::: Listed entries :::

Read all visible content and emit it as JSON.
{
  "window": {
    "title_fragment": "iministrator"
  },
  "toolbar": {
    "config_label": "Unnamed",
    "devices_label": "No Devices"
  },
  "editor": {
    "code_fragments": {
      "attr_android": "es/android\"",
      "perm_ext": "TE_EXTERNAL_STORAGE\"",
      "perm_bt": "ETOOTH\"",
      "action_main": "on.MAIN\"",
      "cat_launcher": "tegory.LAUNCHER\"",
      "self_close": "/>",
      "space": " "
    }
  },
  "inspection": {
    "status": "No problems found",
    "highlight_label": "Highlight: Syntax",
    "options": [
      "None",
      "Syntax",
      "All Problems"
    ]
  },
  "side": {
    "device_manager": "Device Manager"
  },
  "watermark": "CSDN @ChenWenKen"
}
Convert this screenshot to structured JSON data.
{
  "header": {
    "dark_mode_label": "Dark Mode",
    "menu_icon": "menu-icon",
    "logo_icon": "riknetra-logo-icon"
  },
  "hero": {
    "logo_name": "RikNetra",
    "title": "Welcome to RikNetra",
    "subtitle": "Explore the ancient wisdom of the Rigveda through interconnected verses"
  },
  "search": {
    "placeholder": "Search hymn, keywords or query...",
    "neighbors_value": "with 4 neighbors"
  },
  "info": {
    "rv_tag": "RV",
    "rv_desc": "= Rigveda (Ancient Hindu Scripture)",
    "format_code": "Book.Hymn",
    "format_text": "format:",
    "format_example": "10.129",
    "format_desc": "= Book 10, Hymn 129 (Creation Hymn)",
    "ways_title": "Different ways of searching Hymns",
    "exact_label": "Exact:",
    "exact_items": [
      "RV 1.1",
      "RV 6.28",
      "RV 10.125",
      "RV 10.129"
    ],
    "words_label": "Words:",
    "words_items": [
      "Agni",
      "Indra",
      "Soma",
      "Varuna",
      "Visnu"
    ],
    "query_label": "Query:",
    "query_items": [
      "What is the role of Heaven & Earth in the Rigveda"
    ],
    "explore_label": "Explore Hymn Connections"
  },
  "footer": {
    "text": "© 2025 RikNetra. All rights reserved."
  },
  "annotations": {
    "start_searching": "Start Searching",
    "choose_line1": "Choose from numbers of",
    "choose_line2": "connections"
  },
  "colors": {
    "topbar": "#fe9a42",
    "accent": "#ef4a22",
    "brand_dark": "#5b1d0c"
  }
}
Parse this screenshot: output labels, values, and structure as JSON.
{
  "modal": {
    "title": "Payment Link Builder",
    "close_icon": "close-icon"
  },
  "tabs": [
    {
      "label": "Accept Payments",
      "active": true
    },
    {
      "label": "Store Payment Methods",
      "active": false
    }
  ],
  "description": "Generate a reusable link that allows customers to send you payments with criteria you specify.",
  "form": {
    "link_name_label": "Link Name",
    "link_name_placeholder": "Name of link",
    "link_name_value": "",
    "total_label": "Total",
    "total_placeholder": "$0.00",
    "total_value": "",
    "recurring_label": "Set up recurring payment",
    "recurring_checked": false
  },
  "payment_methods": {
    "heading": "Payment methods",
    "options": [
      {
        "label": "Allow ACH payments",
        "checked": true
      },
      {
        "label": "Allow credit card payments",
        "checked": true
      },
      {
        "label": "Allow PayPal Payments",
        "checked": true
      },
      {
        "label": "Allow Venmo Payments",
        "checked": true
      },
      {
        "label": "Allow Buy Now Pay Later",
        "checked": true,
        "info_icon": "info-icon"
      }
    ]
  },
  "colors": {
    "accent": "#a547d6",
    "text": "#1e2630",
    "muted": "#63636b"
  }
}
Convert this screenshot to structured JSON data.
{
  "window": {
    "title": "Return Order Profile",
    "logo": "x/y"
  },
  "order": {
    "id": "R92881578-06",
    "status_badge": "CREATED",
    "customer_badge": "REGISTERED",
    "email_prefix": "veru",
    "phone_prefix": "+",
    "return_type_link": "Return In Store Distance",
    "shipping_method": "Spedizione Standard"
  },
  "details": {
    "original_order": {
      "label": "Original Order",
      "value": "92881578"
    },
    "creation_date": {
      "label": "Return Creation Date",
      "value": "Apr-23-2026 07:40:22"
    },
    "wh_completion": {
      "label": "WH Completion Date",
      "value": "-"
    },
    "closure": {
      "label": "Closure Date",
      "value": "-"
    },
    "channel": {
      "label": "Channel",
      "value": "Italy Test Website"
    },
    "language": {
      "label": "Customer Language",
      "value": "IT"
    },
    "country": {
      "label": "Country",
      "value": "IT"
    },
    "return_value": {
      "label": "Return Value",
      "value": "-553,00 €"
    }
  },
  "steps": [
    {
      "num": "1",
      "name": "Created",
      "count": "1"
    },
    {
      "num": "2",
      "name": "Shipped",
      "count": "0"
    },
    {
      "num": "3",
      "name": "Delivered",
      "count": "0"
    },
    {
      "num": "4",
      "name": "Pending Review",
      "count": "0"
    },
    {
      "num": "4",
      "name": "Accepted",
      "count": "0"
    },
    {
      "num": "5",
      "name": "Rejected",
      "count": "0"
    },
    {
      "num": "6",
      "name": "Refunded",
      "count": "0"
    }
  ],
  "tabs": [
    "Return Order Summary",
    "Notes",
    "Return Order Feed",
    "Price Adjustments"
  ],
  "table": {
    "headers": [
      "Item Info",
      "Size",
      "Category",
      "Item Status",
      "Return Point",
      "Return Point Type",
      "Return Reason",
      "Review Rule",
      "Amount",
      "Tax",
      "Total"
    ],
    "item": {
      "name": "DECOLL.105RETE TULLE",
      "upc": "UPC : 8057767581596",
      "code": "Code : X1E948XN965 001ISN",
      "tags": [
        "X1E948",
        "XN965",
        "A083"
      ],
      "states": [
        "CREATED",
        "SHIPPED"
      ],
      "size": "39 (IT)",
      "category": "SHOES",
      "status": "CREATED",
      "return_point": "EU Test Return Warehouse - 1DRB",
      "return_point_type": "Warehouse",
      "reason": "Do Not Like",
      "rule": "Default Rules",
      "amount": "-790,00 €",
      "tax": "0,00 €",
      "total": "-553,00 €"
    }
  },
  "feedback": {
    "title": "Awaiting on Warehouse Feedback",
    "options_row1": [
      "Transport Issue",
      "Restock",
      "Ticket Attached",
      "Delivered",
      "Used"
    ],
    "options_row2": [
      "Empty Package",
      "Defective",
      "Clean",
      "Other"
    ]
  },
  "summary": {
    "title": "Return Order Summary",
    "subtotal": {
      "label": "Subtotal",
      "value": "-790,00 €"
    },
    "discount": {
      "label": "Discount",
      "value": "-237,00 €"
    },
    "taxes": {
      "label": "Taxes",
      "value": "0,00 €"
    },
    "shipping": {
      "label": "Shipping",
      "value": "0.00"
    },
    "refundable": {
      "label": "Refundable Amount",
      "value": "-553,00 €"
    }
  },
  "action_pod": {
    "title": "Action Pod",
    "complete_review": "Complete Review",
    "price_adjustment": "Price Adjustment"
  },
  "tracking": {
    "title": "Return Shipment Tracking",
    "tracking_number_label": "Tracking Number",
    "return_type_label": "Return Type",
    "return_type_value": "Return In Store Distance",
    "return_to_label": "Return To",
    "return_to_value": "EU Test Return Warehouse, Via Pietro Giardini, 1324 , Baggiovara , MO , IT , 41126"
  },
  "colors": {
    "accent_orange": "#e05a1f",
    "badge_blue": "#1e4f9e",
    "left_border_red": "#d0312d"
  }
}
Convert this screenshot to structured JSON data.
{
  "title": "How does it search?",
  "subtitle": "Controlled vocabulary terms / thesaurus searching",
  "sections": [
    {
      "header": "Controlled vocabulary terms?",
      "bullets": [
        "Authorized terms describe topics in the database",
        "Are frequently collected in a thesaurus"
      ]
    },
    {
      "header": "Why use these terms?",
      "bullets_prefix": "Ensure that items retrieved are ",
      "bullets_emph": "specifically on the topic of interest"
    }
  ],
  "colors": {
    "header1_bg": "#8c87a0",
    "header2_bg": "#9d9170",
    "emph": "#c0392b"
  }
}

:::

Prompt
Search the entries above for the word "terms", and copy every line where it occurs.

Response to the exercise
  "subtitle": "Controlled vocabulary terms / thesaurus searching",
      "header": "Controlled vocabulary terms?",
        "Authorized terms describe topics in the database",
      "header": "Why use these terms?",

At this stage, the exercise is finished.